Element data from apps and pages:
-- Opening Marker --

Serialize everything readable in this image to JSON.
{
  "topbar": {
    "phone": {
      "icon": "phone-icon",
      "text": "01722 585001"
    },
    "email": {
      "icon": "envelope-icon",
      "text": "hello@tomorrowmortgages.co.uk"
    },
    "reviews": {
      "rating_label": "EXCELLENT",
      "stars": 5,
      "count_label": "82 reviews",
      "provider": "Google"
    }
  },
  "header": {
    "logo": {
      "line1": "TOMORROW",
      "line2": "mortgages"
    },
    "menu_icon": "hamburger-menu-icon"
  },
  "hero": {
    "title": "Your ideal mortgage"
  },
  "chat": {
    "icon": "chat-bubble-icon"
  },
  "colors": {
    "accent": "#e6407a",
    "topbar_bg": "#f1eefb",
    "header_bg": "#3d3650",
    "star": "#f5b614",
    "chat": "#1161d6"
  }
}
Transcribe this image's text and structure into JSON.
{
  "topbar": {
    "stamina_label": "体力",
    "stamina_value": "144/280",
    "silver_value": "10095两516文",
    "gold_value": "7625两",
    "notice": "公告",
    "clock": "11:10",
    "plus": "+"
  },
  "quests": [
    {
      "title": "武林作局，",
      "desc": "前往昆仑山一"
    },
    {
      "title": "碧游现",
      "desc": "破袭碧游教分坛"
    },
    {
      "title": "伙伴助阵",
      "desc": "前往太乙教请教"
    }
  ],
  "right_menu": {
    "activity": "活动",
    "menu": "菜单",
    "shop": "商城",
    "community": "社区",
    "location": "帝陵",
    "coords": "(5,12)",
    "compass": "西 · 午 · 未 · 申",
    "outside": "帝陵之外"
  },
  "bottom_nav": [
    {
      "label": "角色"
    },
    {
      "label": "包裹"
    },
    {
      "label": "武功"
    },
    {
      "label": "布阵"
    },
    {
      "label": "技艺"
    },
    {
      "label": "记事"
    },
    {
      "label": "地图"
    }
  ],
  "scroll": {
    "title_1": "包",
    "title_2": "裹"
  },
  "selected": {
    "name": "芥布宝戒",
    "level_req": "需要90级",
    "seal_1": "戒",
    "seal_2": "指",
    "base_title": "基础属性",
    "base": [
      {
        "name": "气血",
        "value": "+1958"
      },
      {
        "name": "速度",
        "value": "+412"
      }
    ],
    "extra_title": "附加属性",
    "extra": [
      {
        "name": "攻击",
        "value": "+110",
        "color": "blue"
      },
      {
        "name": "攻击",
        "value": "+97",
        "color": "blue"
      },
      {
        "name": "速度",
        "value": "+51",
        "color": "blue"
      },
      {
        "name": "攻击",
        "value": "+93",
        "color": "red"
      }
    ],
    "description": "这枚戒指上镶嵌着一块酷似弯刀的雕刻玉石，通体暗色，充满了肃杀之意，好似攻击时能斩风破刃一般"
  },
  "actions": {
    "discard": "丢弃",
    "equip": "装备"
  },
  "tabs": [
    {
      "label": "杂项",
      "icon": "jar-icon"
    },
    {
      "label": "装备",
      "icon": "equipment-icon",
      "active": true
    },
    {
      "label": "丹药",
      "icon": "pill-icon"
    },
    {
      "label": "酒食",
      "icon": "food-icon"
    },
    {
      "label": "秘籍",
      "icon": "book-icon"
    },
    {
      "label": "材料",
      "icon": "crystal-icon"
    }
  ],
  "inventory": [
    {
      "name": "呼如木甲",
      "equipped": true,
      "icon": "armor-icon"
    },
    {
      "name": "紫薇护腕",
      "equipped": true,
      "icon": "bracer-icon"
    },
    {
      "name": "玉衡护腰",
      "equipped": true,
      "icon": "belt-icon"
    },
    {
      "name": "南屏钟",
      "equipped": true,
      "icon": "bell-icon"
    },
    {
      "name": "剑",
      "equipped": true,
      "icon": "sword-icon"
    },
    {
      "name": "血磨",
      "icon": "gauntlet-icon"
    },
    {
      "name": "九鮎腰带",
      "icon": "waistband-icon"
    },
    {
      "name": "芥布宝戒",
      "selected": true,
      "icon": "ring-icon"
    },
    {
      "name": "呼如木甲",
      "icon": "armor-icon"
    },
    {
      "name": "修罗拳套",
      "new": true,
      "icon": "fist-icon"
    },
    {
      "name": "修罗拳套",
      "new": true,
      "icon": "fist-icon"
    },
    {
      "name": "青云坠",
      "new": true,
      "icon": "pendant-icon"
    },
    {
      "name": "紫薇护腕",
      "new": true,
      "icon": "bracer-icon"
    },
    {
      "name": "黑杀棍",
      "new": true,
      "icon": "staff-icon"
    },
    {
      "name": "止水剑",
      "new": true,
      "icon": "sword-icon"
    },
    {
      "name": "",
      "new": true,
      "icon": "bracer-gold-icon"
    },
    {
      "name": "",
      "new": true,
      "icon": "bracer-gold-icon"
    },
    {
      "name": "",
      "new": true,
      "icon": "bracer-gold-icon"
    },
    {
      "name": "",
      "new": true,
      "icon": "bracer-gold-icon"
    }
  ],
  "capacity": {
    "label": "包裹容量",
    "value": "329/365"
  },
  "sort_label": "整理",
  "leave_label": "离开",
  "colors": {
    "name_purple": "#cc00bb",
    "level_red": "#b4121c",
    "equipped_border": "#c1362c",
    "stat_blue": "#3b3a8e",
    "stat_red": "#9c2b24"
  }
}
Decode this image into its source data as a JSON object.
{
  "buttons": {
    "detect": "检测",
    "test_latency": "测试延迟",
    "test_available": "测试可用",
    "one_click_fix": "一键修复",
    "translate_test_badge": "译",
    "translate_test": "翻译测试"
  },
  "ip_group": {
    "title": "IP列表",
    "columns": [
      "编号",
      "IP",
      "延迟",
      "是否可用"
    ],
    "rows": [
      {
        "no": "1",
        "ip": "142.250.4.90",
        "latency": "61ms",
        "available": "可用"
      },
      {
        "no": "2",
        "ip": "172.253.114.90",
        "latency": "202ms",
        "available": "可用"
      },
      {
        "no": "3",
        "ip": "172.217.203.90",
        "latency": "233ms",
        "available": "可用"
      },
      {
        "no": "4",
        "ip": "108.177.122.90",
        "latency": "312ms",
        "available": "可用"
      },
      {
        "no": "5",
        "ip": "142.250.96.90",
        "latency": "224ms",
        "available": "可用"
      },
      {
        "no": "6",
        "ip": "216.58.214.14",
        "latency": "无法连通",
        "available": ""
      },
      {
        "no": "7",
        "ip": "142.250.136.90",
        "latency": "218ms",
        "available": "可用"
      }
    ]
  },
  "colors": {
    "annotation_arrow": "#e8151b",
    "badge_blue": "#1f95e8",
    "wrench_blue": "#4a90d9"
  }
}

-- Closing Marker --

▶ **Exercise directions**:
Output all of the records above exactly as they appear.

▶ **Answer to this problem**:
Serialize everything readable in this image to JSON.
{
  "topbar": {
    "phone": {
      "icon": "phone-icon",
      "text": "01722 585001"
    },
    "email": {
      "icon": "envelope-icon",
      "text": "hello@tomorrowmortgages.co.uk"
    },
    "reviews": {
      "rating_label": "EXCELLENT",
      "stars": 5,
      "count_label": "82 reviews",
      "provider": "Google"
    }
  },
  "header": {
    "logo": {
      "line1": "TOMORROW",
      "line2": "mortgages"
    },
    "menu_icon": "hamburger-menu-icon"
  },
  "hero": {
    "title": "Your ideal mortgage"
  },
  "chat": {
    "icon": "chat-bubble-icon"
  },
  "colors": {
    "accent": "#e6407a",
    "topbar_bg": "#f1eefb",
    "header_bg": "#3d3650",
    "star": "#f5b614",
    "chat": "#1161d6"
  }
}
Transcribe this image's text and structure into JSON.
{
  "topbar": {
    "stamina_label": "体力",
    "stamina_value": "144/280",
    "silver_value": "10095两516文",
    "gold_value": "7625两",
    "notice": "公告",
    "clock": "11:10",
    "plus": "+"
  },
  "quests": [
    {
      "title": "武林作局，",
      "desc": "前往昆仑山一"
    },
    {
      "title": "碧游现",
      "desc": "破袭碧游教分坛"
    },
    {
      "title": "伙伴助阵",
      "desc": "前往太乙教请教"
    }
  ],
  "right_menu": {
    "activity": "活动",
    "menu": "菜单",
    "shop": "商城",
    "community": "社区",
    "location": "帝陵",
    "coords": "(5,12)",
    "compass": "西 · 午 · 未 · 申",
    "outside": "帝陵之外"
  },
  "bottom_nav": [
    {
      "label": "角色"
    },
    {
      "label": "包裹"
    },
    {
      "label": "武功"
    },
    {
      "label": "布阵"
    },
    {
      "label": "技艺"
    },
    {
      "label": "记事"
    },
    {
      "label": "地图"
    }
  ],
  "scroll": {
    "title_1": "包",
    "title_2": "裹"
  },
  "selected": {
    "name": "芥布宝戒",
    "level_req": "需要90级",
    "seal_1": "戒",
    "seal_2": "指",
    "base_title": "基础属性",
    "base": [
      {
        "name": "气血",
        "value": "+1958"
      },
      {
        "name": "速度",
        "value": "+412"
      }
    ],
    "extra_title": "附加属性",
    "extra": [
      {
        "name": "攻击",
        "value": "+110",
        "color": "blue"
      },
      {
        "name": "攻击",
        "value": "+97",
        "color": "blue"
      },
      {
        "name": "速度",
        "value": "+51",
        "color": "blue"
      },
      {
        "name": "攻击",
        "value": "+93",
        "color": "red"
      }
    ],
    "description": "这枚戒指上镶嵌着一块酷似弯刀的雕刻玉石，通体暗色，充满了肃杀之意，好似攻击时能斩风破刃一般"
  },
  "actions": {
    "discard": "丢弃",
    "equip": "装备"
  },
  "tabs": [
    {
      "label": "杂项",
      "icon": "jar-icon"
    },
    {
      "label": "装备",
      "icon": "equipment-icon",
      "active": true
    },
    {
      "label": "丹药",
      "icon": "pill-icon"
    },
    {
      "label": "酒食",
      "icon": "food-icon"
    },
    {
      "label": "秘籍",
      "icon": "book-icon"
    },
    {
      "label": "材料",
      "icon": "crystal-icon"
    }
  ],
  "inventory": [
    {
      "name": "呼如木甲",
      "equipped": true,
      "icon": "armor-icon"
    },
    {
      "name": "紫薇护腕",
      "equipped": true,
      "icon": "bracer-icon"
    },
    {
      "name": "玉衡护腰",
      "equipped": true,
      "icon": "belt-icon"
    },
    {
      "name": "南屏钟",
      "equipped": true,
      "icon": "bell-icon"
    },
    {
      "name": "剑",
      "equipped": true,
      "icon": "sword-icon"
    },
    {
      "name": "血磨",
      "icon": "gauntlet-icon"
    },
    {
      "name": "九鮎腰带",
      "icon": "waistband-icon"
    },
    {
      "name": "芥布宝戒",
      "selected": true,
      "icon": "ring-icon"
    },
    {
      "name": "呼如木甲",
      "icon": "armor-icon"
    },
    {
      "name": "修罗拳套",
      "new": true,
      "icon": "fist-icon"
    },
    {
      "name": "修罗拳套",
      "new": true,
      "icon": "fist-icon"
    },
    {
      "name": "青云坠",
      "new": true,
      "icon": "pendant-icon"
    },
    {
      "name": "紫薇护腕",
      "new": true,
      "icon": "bracer-icon"
    },
    {
      "name": "黑杀棍",
      "new": true,
      "icon": "staff-icon"
    },
    {
      "name": "止水剑",
      "new": true,
      "icon": "sword-icon"
    },
    {
      "name": "",
      "new": true,
      "icon": "bracer-gold-icon"
    },
    {
      "name": "",
      "new": true,
      "icon": "bracer-gold-icon"
    },
    {
      "name": "",
      "new": true,
      "icon": "bracer-gold-icon"
    },
    {
      "name": "",
      "new": true,
      "icon": "bracer-gold-icon"
    }
  ],
  "capacity": {
    "label": "包裹容量",
    "value": "329/365"
  },
  "sort_label": "整理",
  "leave_label": "离开",
  "colors": {
    "name_purple": "#cc00bb",
    "level_red": "#b4121c",
    "equipped_border": "#c1362c",
    "stat_blue": "#3b3a8e",
    "stat_red": "#9c2b24"
  }
}
Decode this image into its source data as a JSON object.
{
  "buttons": {
    "detect": "检测",
    "test_latency": "测试延迟",
    "test_available": "测试可用",
    "one_click_fix": "一键修复",
    "translate_test_badge": "译",
    "translate_test": "翻译测试"
  },
  "ip_group": {
    "title": "IP列表",
    "columns": [
      "编号",
      "IP",
      "延迟",
      "是否可用"
    ],
    "rows": [
      {
        "no": "1",
        "ip": "142.250.4.90",
        "latency": "61ms",
        "available": "可用"
      },
      {
        "no": "2",
        "ip": "172.253.114.90",
        "latency": "202ms",
        "available": "可用"
      },
      {
        "no": "3",
        "ip": "172.217.203.90",
        "latency": "233ms",
        "available": "可用"
      },
      {
        "no": "4",
        "ip": "108.177.122.90",
        "latency": "312ms",
        "available": "可用"
      },
      {
        "no": "5",
        "ip": "142.250.96.90",
        "latency": "224ms",
        "available": "可用"
      },
      {
        "no": "6",
        "ip": "216.58.214.14",
        "latency": "无法连通",
        "available": ""
      },
      {
        "no": "7",
        "ip": "142.250.136.90",
        "latency": "218ms",
        "available": "可用"
      }
    ]
  },
  "colors": {
    "annotation_arrow": "#e8151b",
    "badge_blue": "#1f95e8",
    "wrench_blue": "#4a90d9"
  }
}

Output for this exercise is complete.